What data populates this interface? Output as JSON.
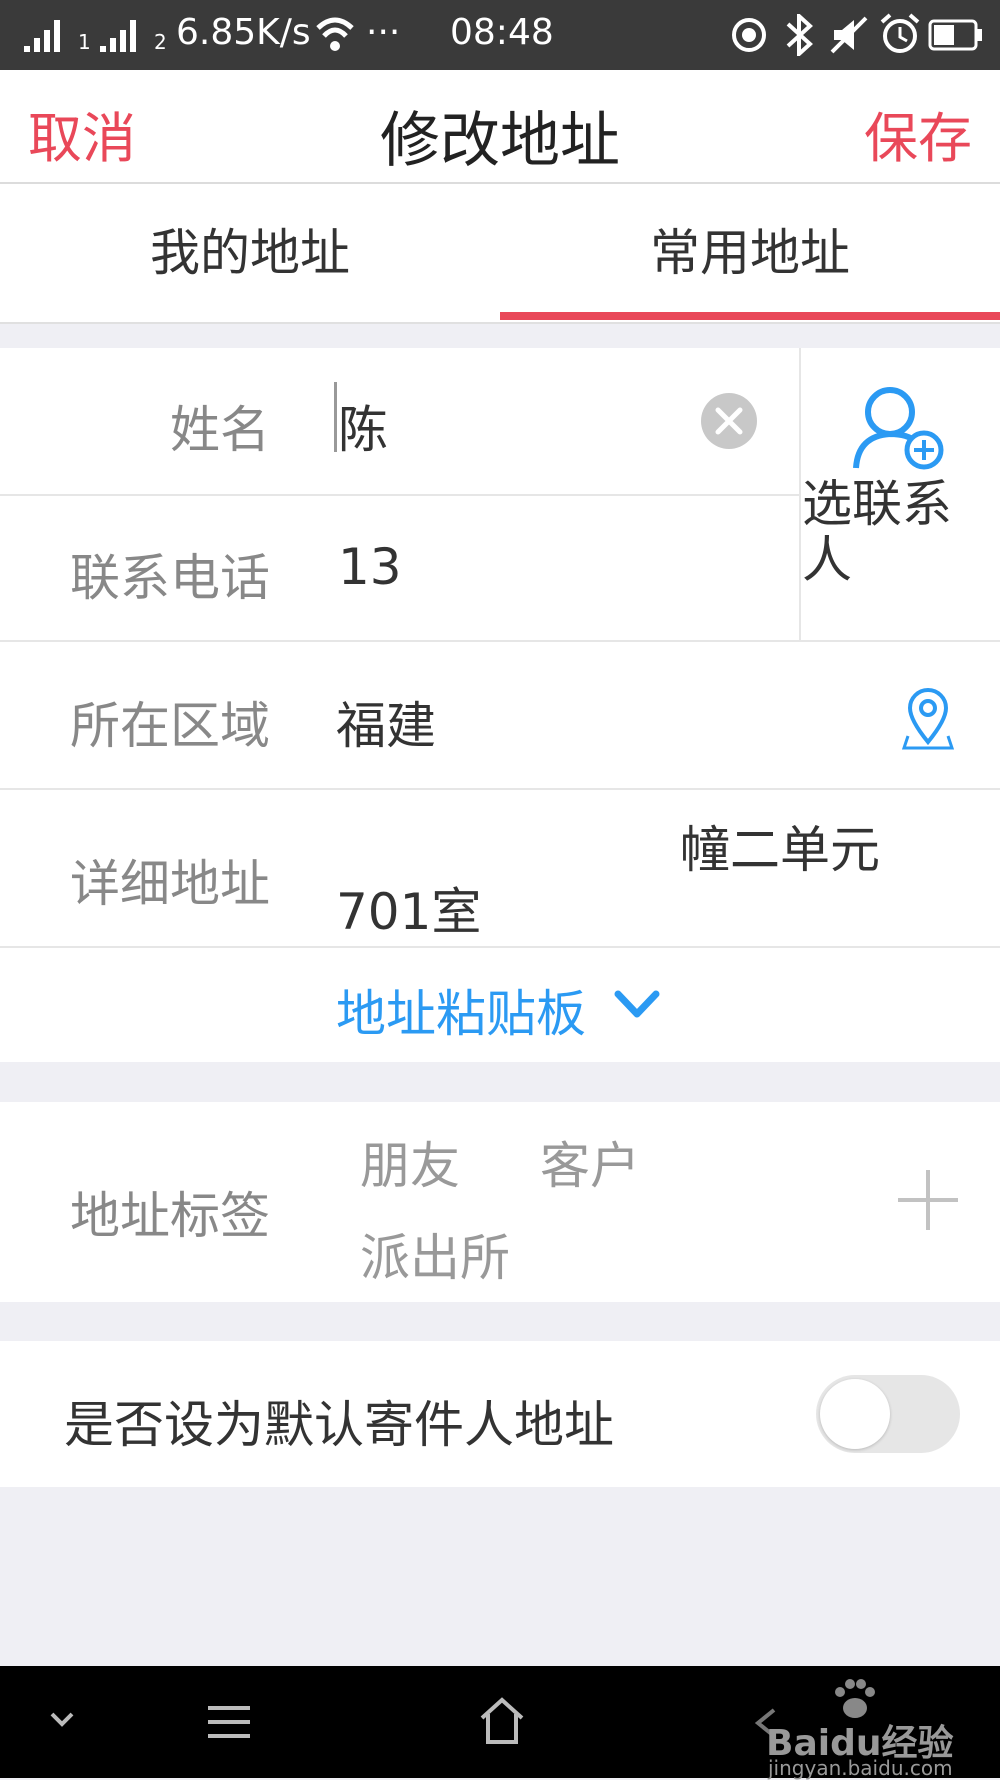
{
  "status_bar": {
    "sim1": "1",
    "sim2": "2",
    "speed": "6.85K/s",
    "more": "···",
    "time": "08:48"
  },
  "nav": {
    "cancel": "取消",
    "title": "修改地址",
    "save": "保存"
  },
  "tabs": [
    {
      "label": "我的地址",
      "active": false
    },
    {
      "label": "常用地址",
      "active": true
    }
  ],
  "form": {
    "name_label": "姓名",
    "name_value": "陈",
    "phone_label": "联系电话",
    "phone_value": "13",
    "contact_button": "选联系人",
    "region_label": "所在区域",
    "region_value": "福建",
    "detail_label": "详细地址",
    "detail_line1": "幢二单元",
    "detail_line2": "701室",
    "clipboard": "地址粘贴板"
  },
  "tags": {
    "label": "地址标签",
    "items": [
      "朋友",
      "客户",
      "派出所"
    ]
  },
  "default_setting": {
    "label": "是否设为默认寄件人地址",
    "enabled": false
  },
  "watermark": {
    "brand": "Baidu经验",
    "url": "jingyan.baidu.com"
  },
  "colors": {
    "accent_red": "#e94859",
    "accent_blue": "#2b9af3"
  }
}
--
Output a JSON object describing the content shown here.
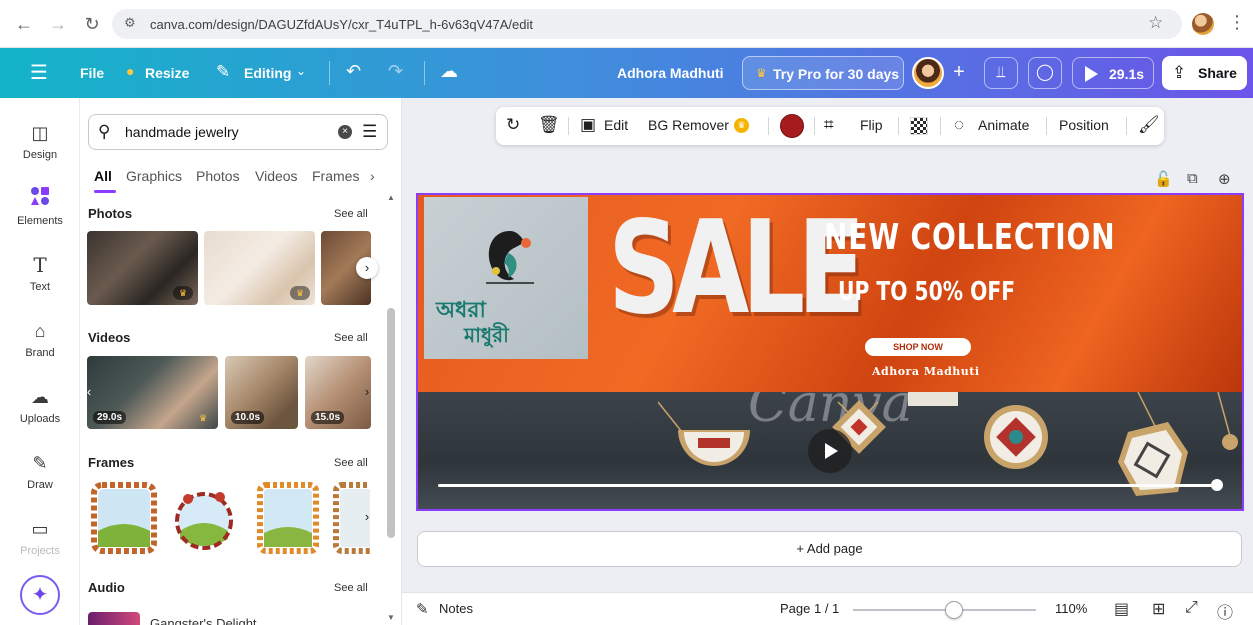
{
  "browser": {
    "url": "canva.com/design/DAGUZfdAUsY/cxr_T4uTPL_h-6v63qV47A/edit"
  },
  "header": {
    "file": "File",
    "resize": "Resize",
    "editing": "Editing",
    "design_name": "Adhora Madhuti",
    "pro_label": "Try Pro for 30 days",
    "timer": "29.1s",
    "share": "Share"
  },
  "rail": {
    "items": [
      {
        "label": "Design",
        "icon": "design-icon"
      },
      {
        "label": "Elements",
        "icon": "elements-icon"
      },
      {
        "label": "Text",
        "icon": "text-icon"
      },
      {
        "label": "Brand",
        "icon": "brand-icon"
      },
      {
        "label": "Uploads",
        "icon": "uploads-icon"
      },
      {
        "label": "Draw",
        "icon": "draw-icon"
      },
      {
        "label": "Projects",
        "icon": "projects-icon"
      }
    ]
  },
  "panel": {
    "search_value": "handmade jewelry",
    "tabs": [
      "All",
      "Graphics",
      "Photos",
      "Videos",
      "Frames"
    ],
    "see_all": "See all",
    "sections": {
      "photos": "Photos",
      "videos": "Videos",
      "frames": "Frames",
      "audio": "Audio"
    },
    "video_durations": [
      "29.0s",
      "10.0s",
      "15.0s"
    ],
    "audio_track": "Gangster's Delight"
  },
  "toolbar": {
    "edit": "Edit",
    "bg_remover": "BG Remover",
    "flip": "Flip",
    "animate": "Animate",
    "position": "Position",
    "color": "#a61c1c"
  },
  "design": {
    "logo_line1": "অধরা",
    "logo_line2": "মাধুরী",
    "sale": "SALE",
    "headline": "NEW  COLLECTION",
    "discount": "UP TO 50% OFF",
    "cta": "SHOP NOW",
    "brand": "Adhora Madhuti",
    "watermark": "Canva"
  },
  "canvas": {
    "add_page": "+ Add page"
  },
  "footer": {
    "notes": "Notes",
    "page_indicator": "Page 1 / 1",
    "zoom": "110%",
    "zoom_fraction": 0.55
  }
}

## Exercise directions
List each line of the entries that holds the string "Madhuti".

## Expected answer
    "design_name": "Adhora Madhuti",
    "brand": "Adhora Madhuti",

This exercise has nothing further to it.